Leading Beyond Authority


In a nutshell

Common questions

What is leading beyond authority?

What does it mean to lead beyond authority?

The inner circle of authority

The first outer circle

The second outer circle

Step by step or leaps and bounds?

Success across the circles

Stories of people who have done it

Ten keys to leading beyond authority

  1. What should you leave behind?
  2. Adapting to a new environment
  3. Who do you need to be?
  4. Pace and timing
  5. Resetting your radar
  6. The sources of power
  7. Playing different roles
  8. Courage and caution
  9. Consensus versus coalition
  10. Passion and resonance

Are you leading beyond authority?

Want to know more?


Was there ever a time when (to paraphrase John Donne) leaders could operate as islands, entire of themselves? Frankly, I doubt it. But if there was, that time has gone. Many organisations operate via silos, with each division or department generally looking upwards and seldom sideways at issues that cross the verticals. They need leaders who can see across the whole organisation and make the sum of the parts greater than the whole. They need leaders who understand the value of networks that extend far beyond the traditional confines and, more importantly, know how to lead them.

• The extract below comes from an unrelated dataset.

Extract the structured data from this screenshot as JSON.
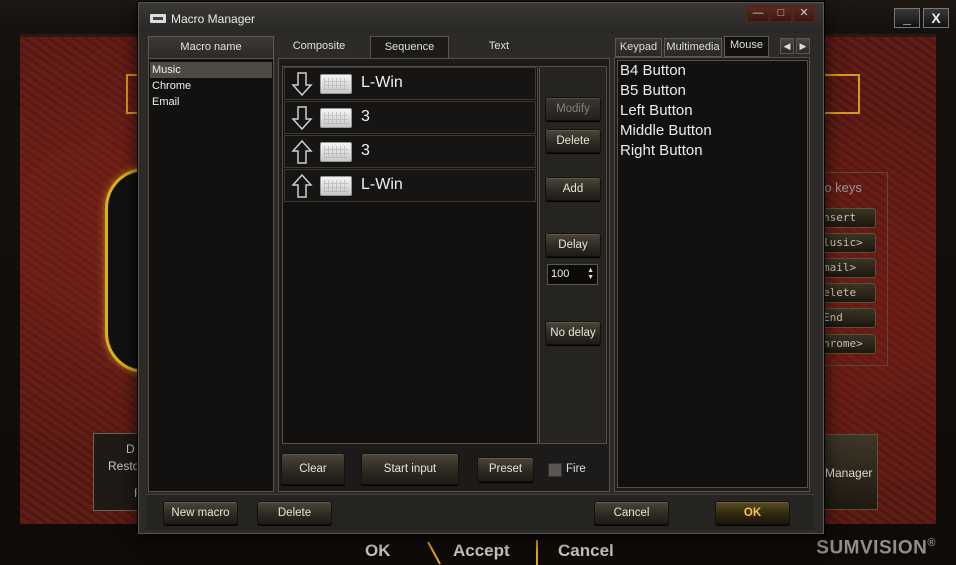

The opportunities (and threats) ahead will not come neatly parcelled to fit the department, or division, or sector, or culture, or even country into which we have arranged ourselves. They will cross boundaries and come through walls – and our leaders need to be able to do this too.

And it doesn’t stop at organisations. Society needs leaders who can overcome the silo problem inside their organisation – and then move across different spheres of activity outside it and connect them too. Then, perhaps, we can start to shift the ‘silo problem’ in society as well. This requires leaders who are prepared to challenge the ‘butt out’ culture that tells everyone to ‘stick to their knitting’ and stop interfering where they don’t belong. Leaders with these skills can take responsibility for problems other than their own, both within organisations and in society at large. They can still lead, even when their legitimacy is constantly in question.

We need to nurture these leaders. We need to give them the confidence they need to legitimise themselves and challenge the old ways. And we need to make them successful as they create new ones. Why do so many leaders in this situation withdraw to their home territory, bruised, muttering about ‘them’ as they retreat? Because they simply do not know how to lead people who are not ‘theirs’. They do not know how to adapt when the instincts that led them to success in their own field do not work outside it.

I call this ‘leading beyond authority’. It’s not about having authority, then choosing not to use it; it’s about having no authority at all (and sometimes less than that). It’s about earning legitimacy with ideas that resonate, plus an approach to leadership that means people end up willingly granting authority to you.

This is vital – for organisations, for the people who lead them, for the people they lead and for society as a whole. And it’s different from conventional leadership – not completely different, but different enough to be worth exploring. And, for leaders of all kinds, in all kinds of positions and organisations, it is worth either mastering this skill set or, at the very least, learning how to do better at it.